The silver screens at Showstar Cinemas 6 flicker to life with first-run Hollywood blockbusters, but that’s not the only thing drawing in movie buffs to this locally owned and operated theater. Special events bring old classic favorites, such as The Little Rascals, back to the big screen, while 3-D movies allow viewers to imagine themselves in the middle of the latest heart-pumping action film. To help kid’s feel extra special on their birthdays, Showstar Cinemas 6 also designs party packages that include putting the honoree’s name on the marquee and welcoming up to 30 of their closest friends for a private screening of a kid-friendly flick or a slideshow of their least embarrassing baby pics.
Bumper cars collide, mini roller coasters swerve along tracks, and tubes weave around slides at a soft play area inside The Hollywood Connection's 160,000-square-foot facility. Roller or inline skates glide to pop and rock tunes in a rink illumined with cyber lights and IntelliBeam, and the laser-tag arena glows in neon paint, black lights, and fireflies that carry demands across enemy lines. Elsewhere, golf balls tumble down greens toward 18 holes with themes such as the Old West, an underwater cove, and the prehistoric era. An arcade hosts more than 100 driving, racing, and combat-simulator video games, and a 15-screen Carmike Ritz movie theater treats up to 2,000 viewers to new releases on digital, 3-D-capacity screens. Visitors can reenergize between attractions with popcorn or snow cones from the snack stand (open Friday–Sunday), nab cones from the ice-cream parlor, and shape stacks of nachos into pompadours at the '50s-themed diner.
Arabian horses are known for the strong bonds they form with their caretakers. Lashay Arabians’ owner, Lisa Park, can attest to that fact. Throughout her 22 years of horse training and riding, she always has cared for loving arabian steeds, and her stables house a number of arabian and arabian-mixed mounts.
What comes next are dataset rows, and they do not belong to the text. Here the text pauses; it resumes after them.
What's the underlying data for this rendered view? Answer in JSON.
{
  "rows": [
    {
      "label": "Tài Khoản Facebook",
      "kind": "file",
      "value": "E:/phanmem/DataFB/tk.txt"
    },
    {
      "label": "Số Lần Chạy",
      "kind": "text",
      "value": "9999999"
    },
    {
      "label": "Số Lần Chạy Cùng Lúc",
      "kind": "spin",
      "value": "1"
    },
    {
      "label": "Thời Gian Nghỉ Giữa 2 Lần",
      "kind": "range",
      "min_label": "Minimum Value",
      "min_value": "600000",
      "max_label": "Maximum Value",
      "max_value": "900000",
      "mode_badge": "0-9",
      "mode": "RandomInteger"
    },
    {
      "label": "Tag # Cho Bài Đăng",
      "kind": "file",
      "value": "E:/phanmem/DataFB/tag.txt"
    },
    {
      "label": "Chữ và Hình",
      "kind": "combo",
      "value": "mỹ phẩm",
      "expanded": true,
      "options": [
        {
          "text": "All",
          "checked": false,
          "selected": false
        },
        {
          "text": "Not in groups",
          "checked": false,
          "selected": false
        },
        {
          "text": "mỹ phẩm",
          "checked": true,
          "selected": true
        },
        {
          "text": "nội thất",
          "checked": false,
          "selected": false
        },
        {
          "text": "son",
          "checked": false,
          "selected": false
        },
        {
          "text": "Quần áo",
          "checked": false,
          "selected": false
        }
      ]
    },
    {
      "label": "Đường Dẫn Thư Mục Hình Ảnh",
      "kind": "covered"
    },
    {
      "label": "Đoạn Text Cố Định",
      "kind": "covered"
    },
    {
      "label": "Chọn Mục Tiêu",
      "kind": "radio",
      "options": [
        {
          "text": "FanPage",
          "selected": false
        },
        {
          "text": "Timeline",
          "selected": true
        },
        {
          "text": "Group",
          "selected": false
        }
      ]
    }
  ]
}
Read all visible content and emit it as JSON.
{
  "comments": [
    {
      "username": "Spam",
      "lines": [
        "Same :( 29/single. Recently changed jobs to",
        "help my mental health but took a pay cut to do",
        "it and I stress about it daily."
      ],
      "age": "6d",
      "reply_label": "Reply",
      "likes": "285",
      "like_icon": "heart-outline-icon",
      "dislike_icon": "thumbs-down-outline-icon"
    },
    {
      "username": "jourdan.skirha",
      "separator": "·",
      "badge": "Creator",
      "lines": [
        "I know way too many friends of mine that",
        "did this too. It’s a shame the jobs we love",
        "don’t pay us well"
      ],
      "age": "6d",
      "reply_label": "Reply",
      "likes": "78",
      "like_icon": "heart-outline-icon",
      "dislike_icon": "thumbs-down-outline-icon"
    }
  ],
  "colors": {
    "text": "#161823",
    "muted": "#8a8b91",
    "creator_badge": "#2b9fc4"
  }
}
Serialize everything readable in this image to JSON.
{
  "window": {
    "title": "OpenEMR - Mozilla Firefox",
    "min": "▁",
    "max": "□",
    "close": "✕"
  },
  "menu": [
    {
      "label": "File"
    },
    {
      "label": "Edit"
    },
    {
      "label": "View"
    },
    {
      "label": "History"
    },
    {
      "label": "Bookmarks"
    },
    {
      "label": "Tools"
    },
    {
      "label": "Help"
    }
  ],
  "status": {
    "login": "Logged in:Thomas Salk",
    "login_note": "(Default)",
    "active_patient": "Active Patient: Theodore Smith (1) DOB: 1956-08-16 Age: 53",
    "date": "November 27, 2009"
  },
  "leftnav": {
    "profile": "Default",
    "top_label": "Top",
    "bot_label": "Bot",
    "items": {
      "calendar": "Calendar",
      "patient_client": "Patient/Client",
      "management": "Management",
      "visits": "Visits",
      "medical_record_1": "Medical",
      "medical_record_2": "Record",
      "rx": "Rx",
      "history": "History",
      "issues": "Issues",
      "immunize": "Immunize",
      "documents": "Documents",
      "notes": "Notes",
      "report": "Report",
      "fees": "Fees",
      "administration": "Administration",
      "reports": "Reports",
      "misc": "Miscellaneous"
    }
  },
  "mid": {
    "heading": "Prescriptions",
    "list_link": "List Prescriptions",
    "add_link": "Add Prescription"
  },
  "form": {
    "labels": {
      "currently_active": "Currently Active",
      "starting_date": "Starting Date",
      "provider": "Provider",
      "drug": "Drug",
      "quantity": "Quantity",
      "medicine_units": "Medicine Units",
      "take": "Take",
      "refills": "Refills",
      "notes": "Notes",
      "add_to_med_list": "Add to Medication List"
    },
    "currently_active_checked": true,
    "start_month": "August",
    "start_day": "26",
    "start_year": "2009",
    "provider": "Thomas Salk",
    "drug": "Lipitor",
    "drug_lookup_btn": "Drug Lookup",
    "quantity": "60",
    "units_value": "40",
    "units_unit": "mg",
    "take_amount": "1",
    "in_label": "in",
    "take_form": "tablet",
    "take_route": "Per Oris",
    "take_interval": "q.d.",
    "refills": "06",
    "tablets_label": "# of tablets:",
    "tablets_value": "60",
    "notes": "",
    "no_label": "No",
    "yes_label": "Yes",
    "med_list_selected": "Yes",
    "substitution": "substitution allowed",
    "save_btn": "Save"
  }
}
Flower, Lisa's 24-year-old mare, has been with her since before she began her career leading lessons of riding and jumping, and to this day still takes kids for trots around the farm while neighing about her favorite episode of Cheers.
Along with fellow trainer Leslee Pugh, Lisa leads lessons for students of all ages and skill levels that teach the art of horsemanship, from recreational riding to national-level showing to jumping and dressage. The team also assists riders in need by coaching them during events, transporting horses to and from locations, and leasing horses to those who want to ride more but are not ready to buy their own mount.
The whirring carnival attractions inside Jungle Jim's Playland never pack up and leave town. Instead, the year-round kiddie complex keeps its stable of rides completely indoors at its climate-controlled facility. Proud parents look on or join the action for free as kids 11 and younger enjoy jungle patrol cars, a ground-level roller coaster, and a traditional carousel. In all, seven rides and a multilevel jungle gym provide all the fun of an outdoor carnival without having to endure sticky, summer heat and long carnie lectures about 17th-century Italian operas. Kids split up their bumper car sessions with Skee-Ball and other arcade games or sit at picnic tables and nosh on a house-made pizza from The Jungle Cafe concession stand.
Big City Bowl enlivens the nightlife with urethane orbs supersonically tumbleweeding down well-oiled lanes. With this deal, up to six pin-clobberers get two hours of unlimited play, as well as bowling-shoe rental (a $2.50 value per rental), two large pitchers of soda (an $11.50 value), and two large orders of french fries (a $6 value), which can be dipped into bowling ball holes for extra horseradish flavor. With two hours of unlimited play, groups of six casual bowlers should be able to play about two games, and groups of six philosophers can play one game followed by intense debate as to whether predeterminism renders the picking up of a 7-10 split meaningless. All globe-slingers should call ahead to dodge longer wait times on league nights.
Visitors to the Utah Arts Festival stride across concrete promenades and grassy lawns sprawled out between fountains and modern buildings, which have glass walls that reflect the fest’s vibrant paintings and eclectic sculptures. Since its inception more than 35 years ago, the four-day festival has taken over a multiblock radius to accommodate hundreds of visual artists, musicians, performers, and culinary artists, each celebrating modern art and the local community. Throughout indoor and outdoor exhibitions, visitors explore varied works of visual art represented through special exhibitions and hands-on workshops with featured artists. A marketplace also gives artists a place to sell their paintings, wearable art, and sculptures to help disseminate their crafts and raise enough money for van Gogh’s ghost to move out of their basements.
Musicians score the festival throughout its days with worldwide genres on several outdoor stages, and storytellers and other literary artists tickle ears with eclectic tales and recitations of the UN staff directory. Across the grounds, festival staffers recycle the fete’s discarded plastic, aluminum, and cardboard as well as food scraps and vegetable oil, and promote eco-friendly practices with a protected bicycle lot and bike valet.